Frances Hardinge
Amulet Books, 2016

26118377I was provided a copy of this novel by NetGalley and the publisher in exchange for an honest review.

The Lie Tree was recently awarded the prestigious Costa Prize, not just in its own category of children’s book but as the overall “book of the year,” only the second time a children’s book has won since Philip Pullman’s The Amber Spyglass. I was aware of the acclaim with which this novel has been received, and I’ve been immensely impressed with Hardinge’s previous work, so I had high expectations. They were not disappointed. This is a brilliant and thoroughly enjoyable novel.

Faith Sunderland arrives with her family on the island of Vane, a fictional Channel island off the south coast of Britain. Her father, an amateur archeologist of some repute, has been invited to join a dig on the island, but Faith discovers that he is running away from a scandal, accused of falsifying historical evidence. Along with the family, a snake, many notes and papers, the Reverend Sunderland brings a cutting from a mysterious plant, which, it turns out, feeds on lies but provides visions and secret knowledge to those who eat its fruit. Soon, the family has to deal with not just suspicious islanders and the scandal, but with the Reverend Sunderland’s death under mysterious circumstances, apparently suicide. Faith is convinced it is a murder, and she has to feed the tree with lies of her own in order to uncover the truth.

This is probably the darkest of Hardinge’s novels so far. It lacks the wild exuberance of the stories of Mosca and her goose, or the fantasy of such as Gullstruck Island. It is at once a murder mystery, a Gothic, a morality tale and a coming of age story. I see it classified as a historical novel, but I think to some extent that’s a misnomer, as it relies not on historical events so much as a historical zeitgeist – the moment in time when Darwin’s theories of evolution are having their impact and when society is on the cusp of change. The characters are to a great extent who they are, forced into the roles they exist in, because of the time in which they live.

We may at first find many of the characters unattractive, but this is to a large part because we see them through Faith’s eyes, and our view of them expands as hers does. I found Faith a completely sympathetic character: I admired her gumption, her guts, her courage, her ability ultimately to move beyond her own beliefs and biases. She is self-aware, and becomes more so as the novel progresses. I loved the streak of feminism that ran quietly through the novel: the way that Faith realizes she herself had been ignoring women as “the devoted wife” or “the housekeeper” and is able to change her views not only of her own potential role but also of her mother and other women around her (for example, there’s a delightful hint of a “special friendship” between two women that emerges towards the end of the novel).

Philosophically, there’s a lot going on. It’s a commentary on – yes – faith, on the science/superstition binary that is not as clear cut as might be assumed, on human nature, on greed, on how easy it is to make people believe what you want them to believe.

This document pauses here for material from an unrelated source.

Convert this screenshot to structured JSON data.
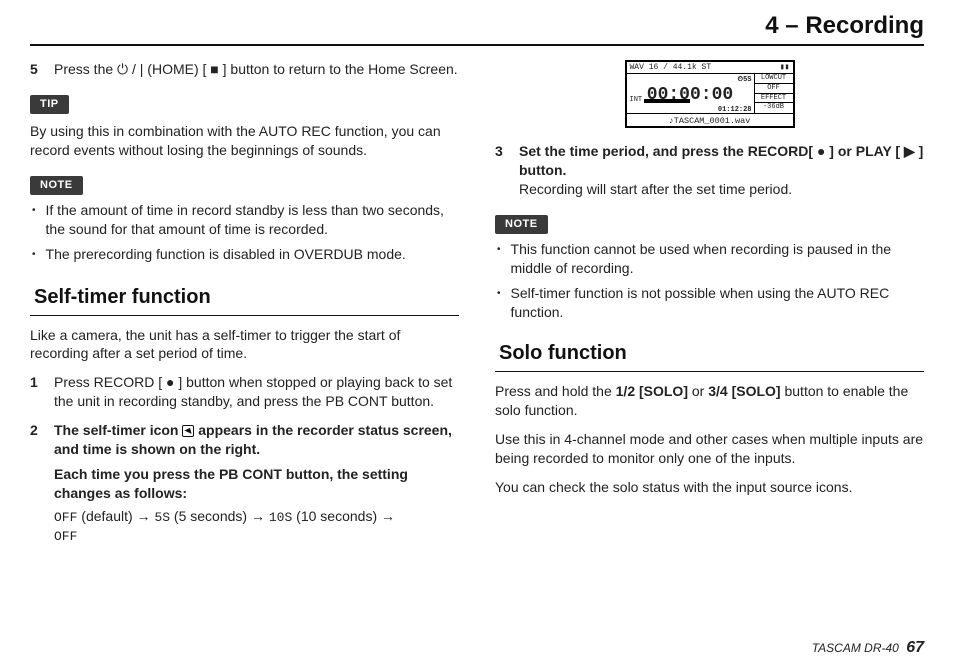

It’s a great book – I want to read it again and talk about it more and think about it more. It is complex and clever and richly deserves the acclaim it has received so far.